Timothy Dahl

Founder/EIC at Charles & Hudson
Timothy’s background includes stints at This Old House, ELLE DECOR, Metropolitan Home and Woman’s Day. His work has been published on Wired Design, Bob Vila, DIY Network, The Family Handyman and Popular Mechanics and he has been featured on the Martha Stewart radio show and as a speaker at the ALT Design Summit, K/BIS and the National Hardware Show.
  • Hardware Habitat

    LOVE this look! Super simple and quick. Definitely going to file this away to use for future pesky neighbors! Also, being from Colorado, I think it would totally freak me out to hear an earthquake via corrugated steel panels! lol

    • Charles & Hudson

      It was freaky!

  • Marcus

    Interesting look, great tips. Been putting off a privacy fence for a few years now, but looks like I’m gonna be starting one in a matter of days.

    • Charles & Hudson

      Good luck Marcus – We’re curious to see how it turns out.

      • Marcus

        Probably not nearly as good as that one, but we’ll see….

  • Shannon Ferguson

    Very cool looking. I love how it makes your backyard into an oasis.

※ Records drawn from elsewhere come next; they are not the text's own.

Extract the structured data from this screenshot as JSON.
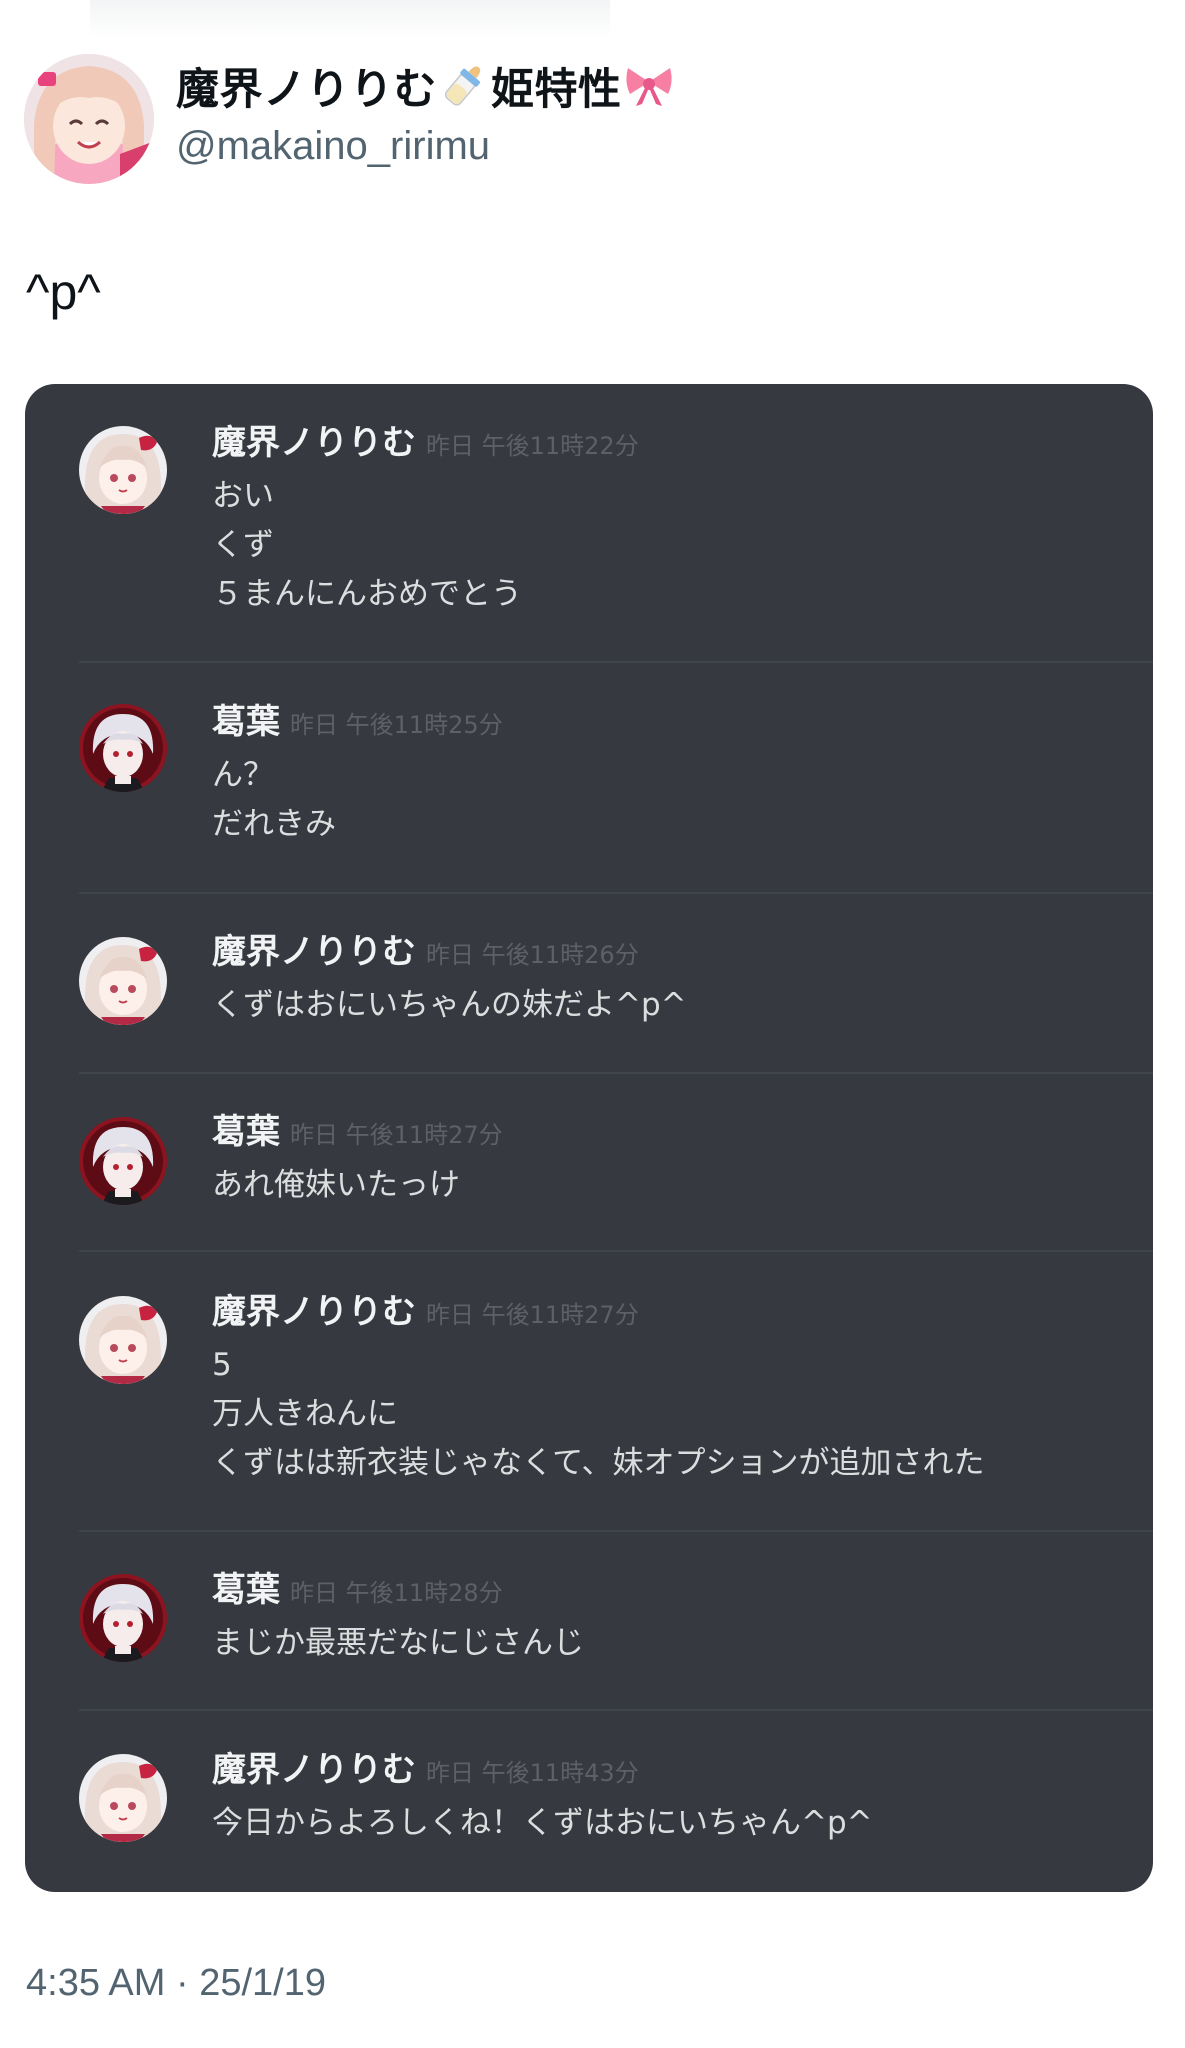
{
  "tweet": {
    "display_name": "魔界ノりりむ",
    "name_suffix": "姫特性",
    "name_emojis": [
      "baby-bottle-emoji",
      "ribbon-emoji"
    ],
    "handle": "@makaino_ririmu",
    "text": "^p^",
    "timestamp": "4:35 AM · 25/1/19"
  },
  "chat": {
    "messages": [
      {
        "author": "魔界ノりりむ",
        "time": "昨日 午後11時22分",
        "avatar": "ririmu-avatar",
        "lines": [
          "おい",
          "くず",
          "５まんにんおめでとう"
        ]
      },
      {
        "author": "葛葉",
        "time": "昨日 午後11時25分",
        "avatar": "kuzuha-avatar",
        "lines": [
          "ん？",
          "だれきみ"
        ]
      },
      {
        "author": "魔界ノりりむ",
        "time": "昨日 午後11時26分",
        "avatar": "ririmu-avatar",
        "lines": [
          "くずはおにいちゃんの妹だよ^p^"
        ]
      },
      {
        "author": "葛葉",
        "time": "昨日 午後11時27分",
        "avatar": "kuzuha-avatar",
        "lines": [
          "あれ俺妹いたっけ"
        ]
      },
      {
        "author": "魔界ノりりむ",
        "time": "昨日 午後11時27分",
        "avatar": "ririmu-avatar",
        "lines": [
          "5",
          "万人きねんに",
          "くずはは新衣装じゃなくて、妹オプションが追加された"
        ]
      },
      {
        "author": "葛葉",
        "time": "昨日 午後11時28分",
        "avatar": "kuzuha-avatar",
        "lines": [
          "まじか最悪だなにじさんじ"
        ]
      },
      {
        "author": "魔界ノりりむ",
        "time": "昨日 午後11時43分",
        "avatar": "ririmu-avatar",
        "lines": [
          "今日からよろしくね！くずはおにいちゃん^p^"
        ]
      }
    ]
  }
}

    • Charles & Hudson


  • Mountain Creek

    Doing anything to prevent kids and animals from getting cut by the metal? I hope so?

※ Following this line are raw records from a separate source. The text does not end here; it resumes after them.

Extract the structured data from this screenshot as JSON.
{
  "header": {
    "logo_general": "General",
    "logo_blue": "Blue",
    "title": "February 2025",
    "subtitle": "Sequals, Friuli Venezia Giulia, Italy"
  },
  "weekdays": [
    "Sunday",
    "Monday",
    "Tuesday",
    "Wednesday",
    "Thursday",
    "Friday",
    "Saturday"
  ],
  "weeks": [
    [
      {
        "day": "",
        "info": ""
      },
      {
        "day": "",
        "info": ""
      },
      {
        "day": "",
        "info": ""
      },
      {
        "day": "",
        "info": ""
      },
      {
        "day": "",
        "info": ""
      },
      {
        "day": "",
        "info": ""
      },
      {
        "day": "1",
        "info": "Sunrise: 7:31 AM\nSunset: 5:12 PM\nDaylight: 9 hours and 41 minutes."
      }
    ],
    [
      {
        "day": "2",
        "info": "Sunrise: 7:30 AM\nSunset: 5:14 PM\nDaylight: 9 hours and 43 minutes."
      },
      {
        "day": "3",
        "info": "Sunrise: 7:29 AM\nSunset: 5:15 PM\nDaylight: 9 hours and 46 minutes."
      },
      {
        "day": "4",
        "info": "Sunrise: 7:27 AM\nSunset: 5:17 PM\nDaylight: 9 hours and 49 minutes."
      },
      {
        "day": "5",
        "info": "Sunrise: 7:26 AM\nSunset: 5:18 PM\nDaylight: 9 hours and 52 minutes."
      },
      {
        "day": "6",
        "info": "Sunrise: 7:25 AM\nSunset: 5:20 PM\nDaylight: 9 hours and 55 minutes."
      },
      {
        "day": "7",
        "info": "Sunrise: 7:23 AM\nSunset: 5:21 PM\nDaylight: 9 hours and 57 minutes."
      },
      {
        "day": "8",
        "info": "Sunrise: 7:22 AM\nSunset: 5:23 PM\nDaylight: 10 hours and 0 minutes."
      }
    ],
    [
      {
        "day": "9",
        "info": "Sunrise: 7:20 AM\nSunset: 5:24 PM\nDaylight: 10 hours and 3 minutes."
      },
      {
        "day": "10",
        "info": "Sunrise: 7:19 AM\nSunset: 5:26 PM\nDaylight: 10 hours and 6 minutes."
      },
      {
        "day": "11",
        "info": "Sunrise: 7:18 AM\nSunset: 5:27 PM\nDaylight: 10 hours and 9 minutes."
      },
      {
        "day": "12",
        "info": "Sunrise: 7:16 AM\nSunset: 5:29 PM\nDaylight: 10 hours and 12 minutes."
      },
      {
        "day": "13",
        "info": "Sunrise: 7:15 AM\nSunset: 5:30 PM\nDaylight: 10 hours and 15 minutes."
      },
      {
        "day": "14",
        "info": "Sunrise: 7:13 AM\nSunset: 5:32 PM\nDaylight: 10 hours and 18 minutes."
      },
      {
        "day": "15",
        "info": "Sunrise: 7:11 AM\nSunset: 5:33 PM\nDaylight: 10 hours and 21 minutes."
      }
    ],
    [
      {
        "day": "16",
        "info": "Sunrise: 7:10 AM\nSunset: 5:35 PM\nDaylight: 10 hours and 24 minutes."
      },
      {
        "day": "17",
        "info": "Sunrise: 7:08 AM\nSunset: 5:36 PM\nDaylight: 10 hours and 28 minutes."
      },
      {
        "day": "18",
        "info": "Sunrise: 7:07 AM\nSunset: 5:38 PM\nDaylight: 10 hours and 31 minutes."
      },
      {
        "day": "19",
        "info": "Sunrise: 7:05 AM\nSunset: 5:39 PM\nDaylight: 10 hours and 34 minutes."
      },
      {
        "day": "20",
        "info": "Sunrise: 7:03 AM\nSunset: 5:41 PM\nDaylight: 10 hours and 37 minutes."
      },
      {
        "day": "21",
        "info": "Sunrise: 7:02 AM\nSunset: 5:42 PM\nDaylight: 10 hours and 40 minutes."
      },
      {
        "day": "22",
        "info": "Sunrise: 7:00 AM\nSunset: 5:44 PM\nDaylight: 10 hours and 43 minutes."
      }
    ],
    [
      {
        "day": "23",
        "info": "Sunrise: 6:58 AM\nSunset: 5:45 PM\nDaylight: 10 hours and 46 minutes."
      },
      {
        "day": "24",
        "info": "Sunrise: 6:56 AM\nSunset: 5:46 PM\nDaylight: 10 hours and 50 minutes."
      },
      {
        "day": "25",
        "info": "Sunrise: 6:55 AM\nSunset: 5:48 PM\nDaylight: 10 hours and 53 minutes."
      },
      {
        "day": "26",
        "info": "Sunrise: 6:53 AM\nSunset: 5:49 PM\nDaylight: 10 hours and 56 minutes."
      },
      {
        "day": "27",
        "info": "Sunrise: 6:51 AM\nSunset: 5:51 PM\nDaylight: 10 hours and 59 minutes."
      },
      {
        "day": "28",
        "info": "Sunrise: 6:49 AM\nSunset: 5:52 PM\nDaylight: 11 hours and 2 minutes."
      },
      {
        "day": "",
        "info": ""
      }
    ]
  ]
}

    Also, what is your plan for rust-proofing?

    Finally, have you considered what will happen with a windstorm?

    • Charles & Hudson

      We don’t get bad enough windstorms so not an issue. There are no real exposed edges for kids or animals to cut themselves on except for the ends and those aren’t really that sharp.

  • meg

    What does it look like from the neighbor’s side?

    • Charles & Hudson

      The same.

  • suzanne

    Very inspiring! Any suggestions on how to add the panels to my existing 6 ‘ chain link fence?

    • Charles & Hudson

      Thanks Suzanne – You could take down the old fence but leave the posts then attach the panels to the posts using U bolts or something like that?

      • suzanne

        Thank you so much for replying! The old fence is 3000 $ worth of brand spanking new! We have large dogs and needed a quick fix. I will look at “U” bolts this weekend and see if I can’t figure this out. Very much appreciate the insight of someone with more skills than myself.

  • Audra

    The fence looks great. Does it reflect the sunlight back at you during the day?